The Basic Meeting List Toolbox

The Missing Link -Sandwich

UPDATE: Sandwich is End-of-Life now and replaced by Tomato.


Earlier this year, a mysterious chap who goes by the tag “radius314” created a BMLT spinoff project, called “Sandwich.”

Sandwich is a BMLT Root Server “aggregator.”

That means that it can take multiple Root Servers, and present them as if they were one single, unified Server.


You can say that again.


This is the “missing link” that was necessary to produce searches that will extend around the entire world of BMLT server.

In fact, radius314 maintains an “all roots” interface that allows a worldwide search.

This is the technical interface to that server (

You can’t log into that interface (which is perfectly sensible). It’s a “Read Only” server.

Another useful feature of this, is that it can aggregate non-SSL (HTTPS) servers, and present them as an SSL server. This is a requirement for the iOS apps.


Sandwich works by gathering references to multiple Root Servers, then sending out simultaneous queries to them.

In the illustration below, you see that a single Sandwich Server aggregates five Root Servers.

Each Root Server is administered individually (the little gray guys), and can be queried locally by Satellites (the little blue guys), which are restricted to only one or two servers (which can only be queried one at a time).

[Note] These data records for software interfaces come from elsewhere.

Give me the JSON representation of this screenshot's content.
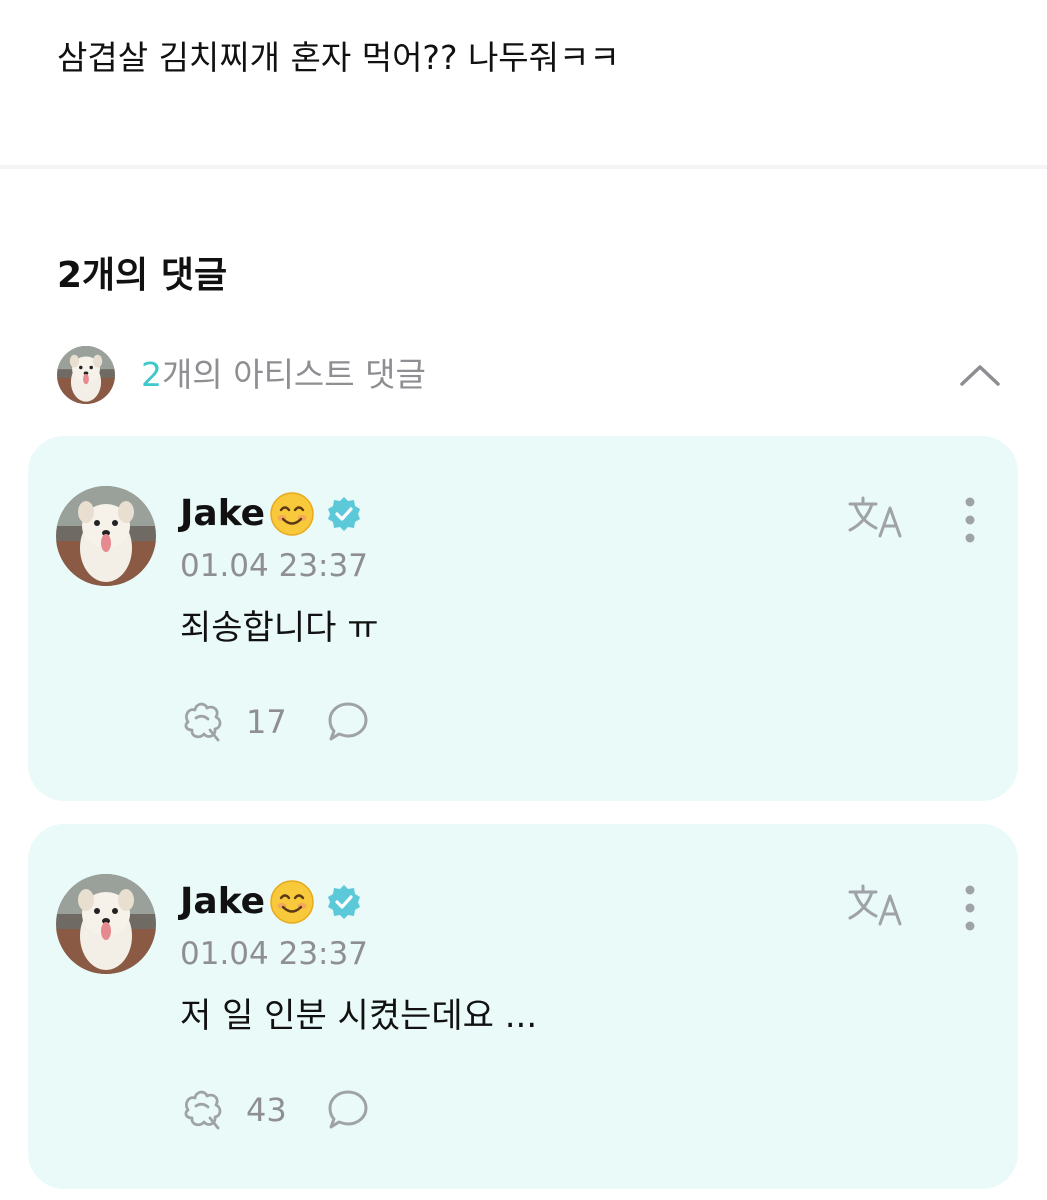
{
  "post": {
    "text": "삼겹살 김치찌개 혼자 먹어?? 나두줘ㅋㅋ"
  },
  "comments_section": {
    "title": "2개의 댓글",
    "artist_toggle": {
      "count": "2",
      "label": "개의 아티스트 댓글",
      "expanded": true
    }
  },
  "comments": [
    {
      "author": "Jake",
      "author_emoji": "smiling-face-icon",
      "verified": true,
      "timestamp": "01.04 23:37",
      "text": "죄송합니다 ㅠ",
      "likes": "17"
    },
    {
      "author": "Jake",
      "author_emoji": "smiling-face-icon",
      "verified": true,
      "timestamp": "01.04 23:37",
      "text": "저 일 인분 시켰는데요 ...",
      "likes": "43"
    }
  ],
  "colors": {
    "accent": "#3fc8cc",
    "card_background": "#e9faf8",
    "muted_text": "#8e8e93",
    "verified_badge": "#5cc9d8"
  },
  "icons": {
    "translate": "translate-icon",
    "more": "more-vertical-icon",
    "like": "like-icon",
    "reply": "reply-bubble-icon",
    "collapse": "chevron-up-icon"
  }
}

However, the Sandwich Server can send queries to all five servers at once, and return responses from them all (the little red guys).

How Sandwich Works


Frankly, there’s not much of one. It’s a bit (but only a bit) slower than a local interface. It also won’t (yet) interpret format codes, as each server is free to create their own custom format codes. This server will simply report the abbreviation keys, and we expect locals will be aware of what they mean.

However, that’s a limitation that we may be looking into addressing in the future.

Also, as mentioned above, it isn’t for administration.

In order to have your Root Server included in this “all roots” server, it needs to appear in this list. Remember that the BMLT works on a “few roots, many satellites” model, so just because your Web site isn’t mentioned in that list, doesn’t necessarily mean that the Root Server it connects to isn’t there.

It does not support the full semantic interface, but does support enough JSON to allow all of the current satellites to use it.


Here’s a few iOS (iPhone/iPad) apps that take advantage of this. The top two apps in that page connect to, and can work anywhere in the world where the BMLT is supported.

If you replace the URL to your local Root Server with, then you will have access to the world Sandwich “All Roots” Server.

But you may not want to do that.

The reason is that your local Root Server is going to be faster. In some cases, considerably faster, and is customized for a local audience. By necessity, Sandwich can’t give that level of local control.

In summary, this is an amazing tool, and we should all give radius314 a hand:

Look for more interesting stuff to come from radius314 in the future. He’s a smart cookie, and has a lot of very cool ideas.

More will be revealed…